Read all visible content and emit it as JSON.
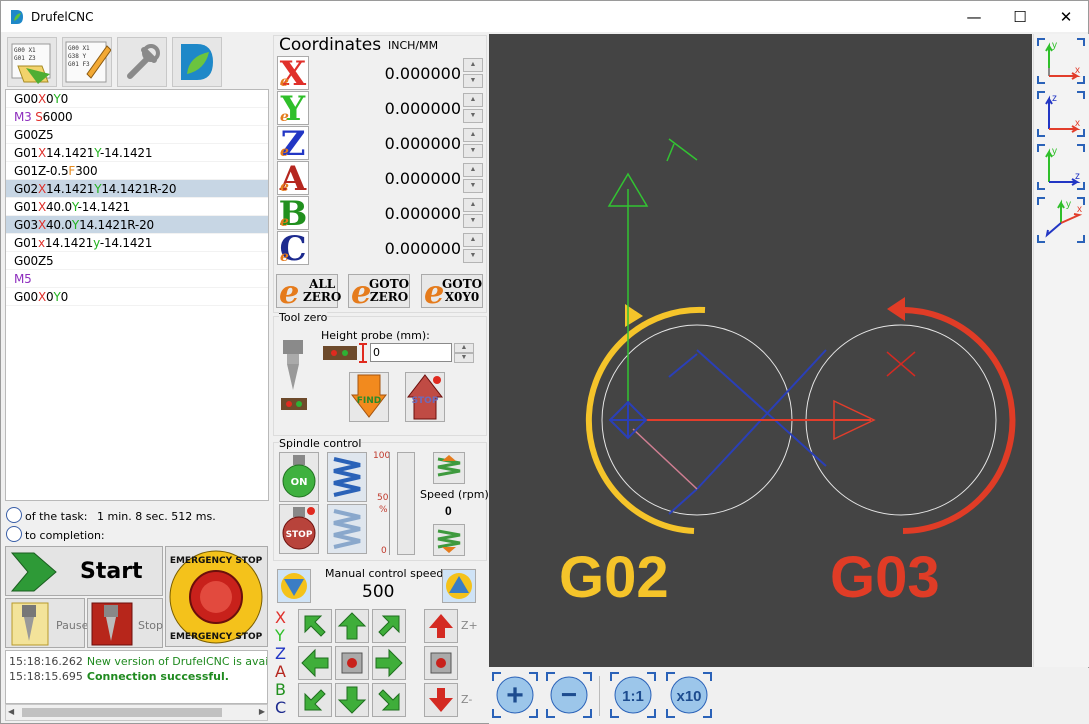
{
  "window": {
    "title": "DrufelCNC",
    "minimize": "—",
    "maximize": "☐",
    "close": "✕"
  },
  "code_lines": [
    {
      "parts": [
        [
          "G00",
          "#000"
        ],
        [
          "X",
          "#e0302b"
        ],
        [
          "0",
          "#000"
        ],
        [
          "Y",
          "#21b21e"
        ],
        [
          "0",
          "#000"
        ]
      ],
      "selected": false
    },
    {
      "parts": [
        [
          "M3",
          "#8e2fbe"
        ],
        [
          " ",
          "#000"
        ],
        [
          "S",
          "#e0302b"
        ],
        [
          "6000",
          "#000"
        ]
      ],
      "selected": false
    },
    {
      "parts": [
        [
          "G00",
          "#000"
        ],
        [
          "Z5",
          "#000"
        ]
      ],
      "selected": false
    },
    {
      "parts": [
        [
          "G01",
          "#000"
        ],
        [
          "X",
          "#e0302b"
        ],
        [
          "14.1421",
          "#000"
        ],
        [
          "Y",
          "#21b21e"
        ],
        [
          "-14.1421",
          "#000"
        ]
      ],
      "selected": false
    },
    {
      "parts": [
        [
          "G01",
          "#000"
        ],
        [
          "Z-0.5",
          "#000"
        ],
        [
          "F",
          "#e58a1d"
        ],
        [
          "300",
          "#000"
        ]
      ],
      "selected": false
    },
    {
      "parts": [
        [
          "G02",
          "#000"
        ],
        [
          "X",
          "#e0302b"
        ],
        [
          "14.1421",
          "#000"
        ],
        [
          "Y",
          "#21b21e"
        ],
        [
          "14.1421R-20",
          "#000"
        ]
      ],
      "selected": true
    },
    {
      "parts": [
        [
          "G01",
          "#000"
        ],
        [
          "X",
          "#e0302b"
        ],
        [
          "40.0",
          "#000"
        ],
        [
          "Y",
          "#21b21e"
        ],
        [
          "-14.1421",
          "#000"
        ]
      ],
      "selected": false
    },
    {
      "parts": [
        [
          "G03",
          "#000"
        ],
        [
          "X",
          "#e0302b"
        ],
        [
          "40.0",
          "#000"
        ],
        [
          "Y",
          "#21b21e"
        ],
        [
          "14.1421R-20",
          "#000"
        ]
      ],
      "selected": true
    },
    {
      "parts": [
        [
          "G01",
          "#000"
        ],
        [
          "x",
          "#e0302b"
        ],
        [
          "14.1421",
          "#000"
        ],
        [
          "y",
          "#21b21e"
        ],
        [
          "-14.1421",
          "#000"
        ]
      ],
      "selected": false
    },
    {
      "parts": [
        [
          "G00",
          "#000"
        ],
        [
          "Z5",
          "#000"
        ]
      ],
      "selected": false
    },
    {
      "parts": [
        [
          "M5",
          "#8e2fbe"
        ]
      ],
      "selected": false
    },
    {
      "parts": [
        [
          "G00",
          "#000"
        ],
        [
          "X",
          "#e0302b"
        ],
        [
          "0",
          "#000"
        ],
        [
          "Y",
          "#21b21e"
        ],
        [
          "0",
          "#000"
        ]
      ],
      "selected": false
    }
  ],
  "task": {
    "of_task_label": "of the task:",
    "time": "1 min. 8 sec. 512 ms.",
    "to_completion_label": "to completion:"
  },
  "controls": {
    "start": "Start",
    "pause": "Pause",
    "stop": "Stop",
    "emergency_top": "EMERGENCY STOP",
    "emergency_bottom": "EMERGENCY STOP"
  },
  "log": [
    {
      "time": "15:18:16.262",
      "text": "New version of DrufelCNC is available! !",
      "bold": false
    },
    {
      "time": "15:18:15.695",
      "text": "Connection successful.",
      "bold": true
    }
  ],
  "coords": {
    "title": "Coordinates",
    "units": "INCH/MM",
    "axes": [
      {
        "letter": "X",
        "color": "#e0302b",
        "value": "0.000000"
      },
      {
        "letter": "Y",
        "color": "#2fbf2a",
        "value": "0.000000"
      },
      {
        "letter": "Z",
        "color": "#2236c4",
        "value": "0.000000"
      },
      {
        "letter": "A",
        "color": "#b5271f",
        "value": "0.000000"
      },
      {
        "letter": "B",
        "color": "#21901e",
        "value": "0.000000"
      },
      {
        "letter": "C",
        "color": "#1c2a8e",
        "value": "0.000000"
      }
    ],
    "all_zero": "ALL ZERO",
    "goto_zero": "GOTO ZERO",
    "goto_x0y0": "GOTO X0Y0"
  },
  "tool_zero": {
    "title": "Tool zero",
    "height_probe_label": "Height probe (mm):",
    "height_probe_value": "0",
    "find": "FIND",
    "stop": "STOP"
  },
  "spindle": {
    "title": "Spindle control",
    "on": "ON",
    "stop": "STOP",
    "scale_top": "100",
    "scale_mid": "50",
    "scale_pct": "%",
    "scale_bottom": "0",
    "speed_label": "Speed (rpm)",
    "speed_value": "0"
  },
  "manual": {
    "label": "Manual control speed",
    "value": "500",
    "axis_labels": [
      "X",
      "Y",
      "Z",
      "A",
      "B",
      "C"
    ],
    "zplus": "Z+",
    "zminus": "Z-"
  },
  "canvas": {
    "g02": "G02",
    "g03": "G03",
    "g02_color": "#f5c42a",
    "g03_color": "#e03c26",
    "y_label": "Y"
  },
  "views": [
    {
      "a": "y",
      "b": "x"
    },
    {
      "a": "z",
      "b": "x"
    },
    {
      "a": "y",
      "b": "z"
    },
    {
      "a": "y",
      "b": "x"
    }
  ],
  "zoom": {
    "plus": "+",
    "minus": "−",
    "one": "1:1",
    "ten": "x10"
  }
}
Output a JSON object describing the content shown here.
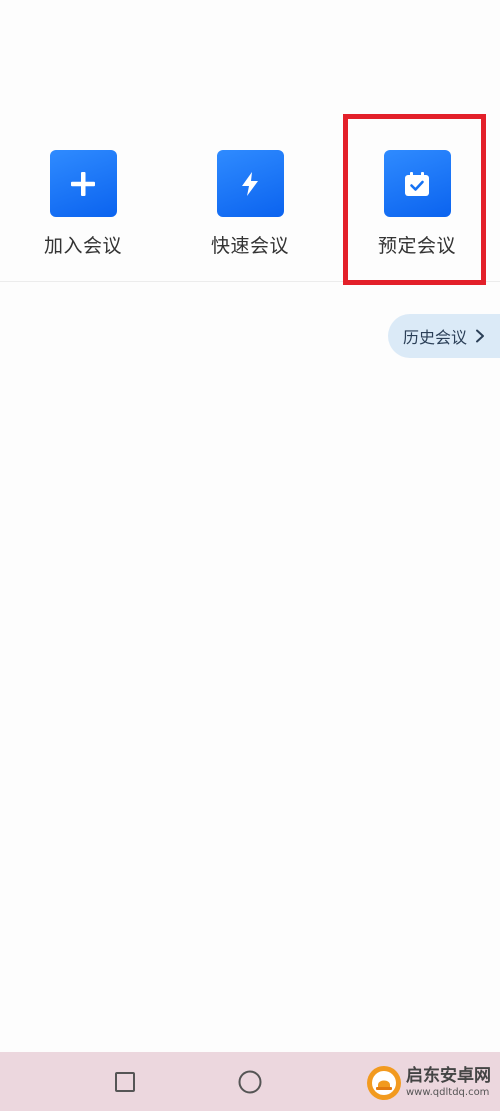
{
  "actions": {
    "join": {
      "label": "加入会议",
      "icon": "plus-icon"
    },
    "quick": {
      "label": "快速会议",
      "icon": "lightning-icon"
    },
    "schedule": {
      "label": "预定会议",
      "icon": "calendar-check-icon"
    }
  },
  "history": {
    "label": "历史会议",
    "icon": "chevron-right-icon"
  },
  "navbar": {
    "recent_icon": "square-icon",
    "home_icon": "circle-icon"
  },
  "watermark": {
    "title": "启东安卓网",
    "url": "www.qdltdq.com"
  },
  "colors": {
    "accent": "#1672f3",
    "highlight": "#e3202a",
    "history_bg": "#dbeaf7",
    "navbar_bg": "#ecd7de"
  }
}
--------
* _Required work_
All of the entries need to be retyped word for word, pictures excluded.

* _Task solution_
Read all visible content and emit it as JSON.
{
  "window": {
    "title": "DrufelCNC",
    "minimize": "—",
    "maximize": "☐",
    "close": "✕"
  },
  "code_lines": [
    {
      "parts": [
        [
          "G00",
          "#000"
        ],
        [
          "X",
          "#e0302b"
        ],
        [
          "0",
          "#000"
        ],
        [
          "Y",
          "#21b21e"
        ],
        [
          "0",
          "#000"
        ]
      ],
      "selected": false
    },
    {
      "parts": [
        [
          "M3",
          "#8e2fbe"
        ],
        [
          " ",
          "#000"
        ],
        [
          "S",
          "#e0302b"
        ],
        [
          "6000",
          "#000"
        ]
      ],
      "selected": false
    },
    {
      "parts": [
        [
          "G00",
          "#000"
        ],
        [
          "Z5",
          "#000"
        ]
      ],
      "selected": false
    },
    {
      "parts": [
        [
          "G01",
          "#000"
        ],
        [
          "X",
          "#e0302b"
        ],
        [
          "14.1421",
          "#000"
        ],
        [
          "Y",
          "#21b21e"
        ],
        [
          "-14.1421",
          "#000"
        ]
      ],
      "selected": false
    },
    {
      "parts": [
        [
          "G01",
          "#000"
        ],
        [
          "Z-0.5",
          "#000"
        ],
        [
          "F",
          "#e58a1d"
        ],
        [
          "300",
          "#000"
        ]
      ],
      "selected": false
    },
    {
      "parts": [
        [
          "G02",
          "#000"
        ],
        [
          "X",
          "#e0302b"
        ],
        [
          "14.1421",
          "#000"
        ],
        [
          "Y",
          "#21b21e"
        ],
        [
          "14.1421R-20",
          "#000"
        ]
      ],
      "selected": true
    },
    {
      "parts": [
        [
          "G01",
          "#000"
        ],
        [
          "X",
          "#e0302b"
        ],
        [
          "40.0",
          "#000"
        ],
        [
          "Y",
          "#21b21e"
        ],
        [
          "-14.1421",
          "#000"
        ]
      ],
      "selected": false
    },
    {
      "parts": [
        [
          "G03",
          "#000"
        ],
        [
          "X",
          "#e0302b"
        ],
        [
          "40.0",
          "#000"
        ],
        [
          "Y",
          "#21b21e"
        ],
        [
          "14.1421R-20",
          "#000"
        ]
      ],
      "selected": true
    },
    {
      "parts": [
        [
          "G01",
          "#000"
        ],
        [
          "x",
          "#e0302b"
        ],
        [
          "14.1421",
          "#000"
        ],
        [
          "y",
          "#21b21e"
        ],
        [
          "-14.1421",
          "#000"
        ]
      ],
      "selected": false
    },
    {
      "parts": [
        [
          "G00",
          "#000"
        ],
        [
          "Z5",
          "#000"
        ]
      ],
      "selected": false
    },
    {
      "parts": [
        [
          "M5",
          "#8e2fbe"
        ]
      ],
      "selected": false
    },
    {
      "parts": [
        [
          "G00",
          "#000"
        ],
        [
          "X",
          "#e0302b"
        ],
        [
          "0",
          "#000"
        ],
        [
          "Y",
          "#21b21e"
        ],
        [
          "0",
          "#000"
        ]
      ],
      "selected": false
    }
  ],
  "task": {
    "of_task_label": "of the task:",
    "time": "1 min. 8 sec. 512 ms.",
    "to_completion_label": "to completion:"
  },
  "controls": {
    "start": "Start",
    "pause": "Pause",
    "stop": "Stop",
    "emergency_top": "EMERGENCY STOP",
    "emergency_bottom": "EMERGENCY STOP"
  },
  "log": [
    {
      "time": "15:18:16.262",
      "text": "New version of DrufelCNC is available! !",
      "bold": false
    },
    {
      "time": "15:18:15.695",
      "text": "Connection successful.",
      "bold": true
    }
  ],
  "coords": {
    "title": "Coordinates",
    "units": "INCH/MM",
    "axes": [
      {
        "letter": "X",
        "color": "#e0302b",
        "value": "0.000000"
      },
      {
        "letter": "Y",
        "color": "#2fbf2a",
        "value": "0.000000"
      },
      {
        "letter": "Z",
        "color": "#2236c4",
        "value": "0.000000"
      },
      {
        "letter": "A",
        "color": "#b5271f",
        "value": "0.000000"
      },
      {
        "letter": "B",
        "color": "#21901e",
        "value": "0.000000"
      },
      {
        "letter": "C",
        "color": "#1c2a8e",
        "value": "0.000000"
      }
    ],
    "all_zero": "ALL ZERO",
    "goto_zero": "GOTO ZERO",
    "goto_x0y0": "GOTO X0Y0"
  },
  "tool_zero": {
    "title": "Tool zero",
    "height_probe_label": "Height probe (mm):",
    "height_probe_value": "0",
    "find": "FIND",
    "stop": "STOP"
  },
  "spindle": {
    "title": "Spindle control",
    "on": "ON",
    "stop": "STOP",
    "scale_top": "100",
    "scale_mid": "50",
    "scale_pct": "%",
    "scale_bottom": "0",
    "speed_label": "Speed (rpm)",
    "speed_value": "0"
  },
  "manual": {
    "label": "Manual control speed",
    "value": "500",
    "axis_labels": [
      "X",
      "Y",
      "Z",
      "A",
      "B",
      "C"
    ],
    "zplus": "Z+",
    "zminus": "Z-"
  },
  "canvas": {
    "g02": "G02",
    "g03": "G03",
    "g02_color": "#f5c42a",
    "g03_color": "#e03c26",
    "y_label": "Y"
  },
  "views": [
    {
      "a": "y",
      "b": "x"
    },
    {
      "a": "z",
      "b": "x"
    },
    {
      "a": "y",
      "b": "z"
    },
    {
      "a": "y",
      "b": "x"
    }
  ],
  "zoom": {
    "plus": "+",
    "minus": "−",
    "one": "1:1",
    "ten": "x10"
  }
}
Output a JSON object describing the content shown here.
{
  "actions": {
    "join": {
      "label": "加入会议",
      "icon": "plus-icon"
    },
    "quick": {
      "label": "快速会议",
      "icon": "lightning-icon"
    },
    "schedule": {
      "label": "预定会议",
      "icon": "calendar-check-icon"
    }
  },
  "history": {
    "label": "历史会议",
    "icon": "chevron-right-icon"
  },
  "navbar": {
    "recent_icon": "square-icon",
    "home_icon": "circle-icon"
  },
  "watermark": {
    "title": "启东安卓网",
    "url": "www.qdltdq.com"
  },
  "colors": {
    "accent": "#1672f3",
    "highlight": "#e3202a",
    "history_bg": "#dbeaf7",
    "navbar_bg": "#ecd7de"
  }
}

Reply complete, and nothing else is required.